* _ACTIVITY_: Please return the listing exactly as written, but without its pictures.

* _MATERIAL FOR THIS EXERCISE_:
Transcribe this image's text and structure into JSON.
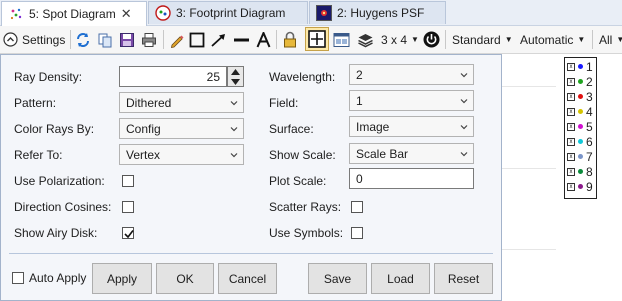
{
  "tabs": [
    {
      "label": "5: Spot Diagram",
      "close": "✕",
      "active": true
    },
    {
      "label": "3: Footprint Diagram",
      "active": false
    },
    {
      "label": "2: Huygens PSF",
      "active": false
    }
  ],
  "toolbar": {
    "settings_label": "Settings",
    "layout_label": "3 x 4",
    "standard_label": "Standard",
    "automatic_label": "Automatic",
    "all_label": "All"
  },
  "legend": {
    "items": [
      {
        "label": "1",
        "color": "#1a1aff"
      },
      {
        "label": "2",
        "color": "#1fa31f"
      },
      {
        "label": "3",
        "color": "#e01010"
      },
      {
        "label": "4",
        "color": "#d4c400"
      },
      {
        "label": "5",
        "color": "#d010d0"
      },
      {
        "label": "6",
        "color": "#10c8d8"
      },
      {
        "label": "7",
        "color": "#7a94c8"
      },
      {
        "label": "8",
        "color": "#0a8a3a"
      },
      {
        "label": "9",
        "color": "#8a1a8a"
      }
    ]
  },
  "settings": {
    "ray_density": {
      "label": "Ray Density:",
      "value": "25"
    },
    "pattern": {
      "label": "Pattern:",
      "value": "Dithered"
    },
    "color_rays_by": {
      "label": "Color Rays By:",
      "value": "Config"
    },
    "refer_to": {
      "label": "Refer To:",
      "value": "Vertex"
    },
    "use_polarization": {
      "label": "Use Polarization:",
      "checked": false
    },
    "direction_cosines": {
      "label": "Direction Cosines:",
      "checked": false
    },
    "show_airy_disk": {
      "label": "Show Airy Disk:",
      "checked": true
    },
    "wavelength": {
      "label": "Wavelength:",
      "value": "2"
    },
    "field": {
      "label": "Field:",
      "value": "1"
    },
    "surface": {
      "label": "Surface:",
      "value": "Image"
    },
    "show_scale": {
      "label": "Show Scale:",
      "value": "Scale Bar"
    },
    "plot_scale": {
      "label": "Plot Scale:",
      "value": "0"
    },
    "scatter_rays": {
      "label": "Scatter Rays:",
      "checked": false
    },
    "use_symbols": {
      "label": "Use Symbols:",
      "checked": false
    },
    "auto_apply": {
      "label": "Auto Apply",
      "checked": false
    }
  },
  "buttons": {
    "apply": "Apply",
    "ok": "OK",
    "cancel": "Cancel",
    "save": "Save",
    "load": "Load",
    "reset": "Reset"
  },
  "colors": {
    "accent": "#1f6fd1",
    "panel_bg": "#f4f6fa",
    "panel_border": "#a3b3cb"
  }
}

* _TASK RESPONSE_:
Transcribe this image's text and structure into JSON.
{
  "tabs": [
    {
      "label": "5: Spot Diagram",
      "close": "✕",
      "active": true
    },
    {
      "label": "3: Footprint Diagram",
      "active": false
    },
    {
      "label": "2: Huygens PSF",
      "active": false
    }
  ],
  "toolbar": {
    "settings_label": "Settings",
    "layout_label": "3 x 4",
    "standard_label": "Standard",
    "automatic_label": "Automatic",
    "all_label": "All"
  },
  "legend": {
    "items": [
      {
        "label": "1",
        "color": "#1a1aff"
      },
      {
        "label": "2",
        "color": "#1fa31f"
      },
      {
        "label": "3",
        "color": "#e01010"
      },
      {
        "label": "4",
        "color": "#d4c400"
      },
      {
        "label": "5",
        "color": "#d010d0"
      },
      {
        "label": "6",
        "color": "#10c8d8"
      },
      {
        "label": "7",
        "color": "#7a94c8"
      },
      {
        "label": "8",
        "color": "#0a8a3a"
      },
      {
        "label": "9",
        "color": "#8a1a8a"
      }
    ]
  },
  "settings": {
    "ray_density": {
      "label": "Ray Density:",
      "value": "25"
    },
    "pattern": {
      "label": "Pattern:",
      "value": "Dithered"
    },
    "color_rays_by": {
      "label": "Color Rays By:",
      "value": "Config"
    },
    "refer_to": {
      "label": "Refer To:",
      "value": "Vertex"
    },
    "use_polarization": {
      "label": "Use Polarization:",
      "checked": false
    },
    "direction_cosines": {
      "label": "Direction Cosines:",
      "checked": false
    },
    "show_airy_disk": {
      "label": "Show Airy Disk:",
      "checked": true
    },
    "wavelength": {
      "label": "Wavelength:",
      "value": "2"
    },
    "field": {
      "label": "Field:",
      "value": "1"
    },
    "surface": {
      "label": "Surface:",
      "value": "Image"
    },
    "show_scale": {
      "label": "Show Scale:",
      "value": "Scale Bar"
    },
    "plot_scale": {
      "label": "Plot Scale:",
      "value": "0"
    },
    "scatter_rays": {
      "label": "Scatter Rays:",
      "checked": false
    },
    "use_symbols": {
      "label": "Use Symbols:",
      "checked": false
    },
    "auto_apply": {
      "label": "Auto Apply",
      "checked": false
    }
  },
  "buttons": {
    "apply": "Apply",
    "ok": "OK",
    "cancel": "Cancel",
    "save": "Save",
    "load": "Load",
    "reset": "Reset"
  },
  "colors": {
    "accent": "#1f6fd1",
    "panel_bg": "#f4f6fa",
    "panel_border": "#a3b3cb"
  }
}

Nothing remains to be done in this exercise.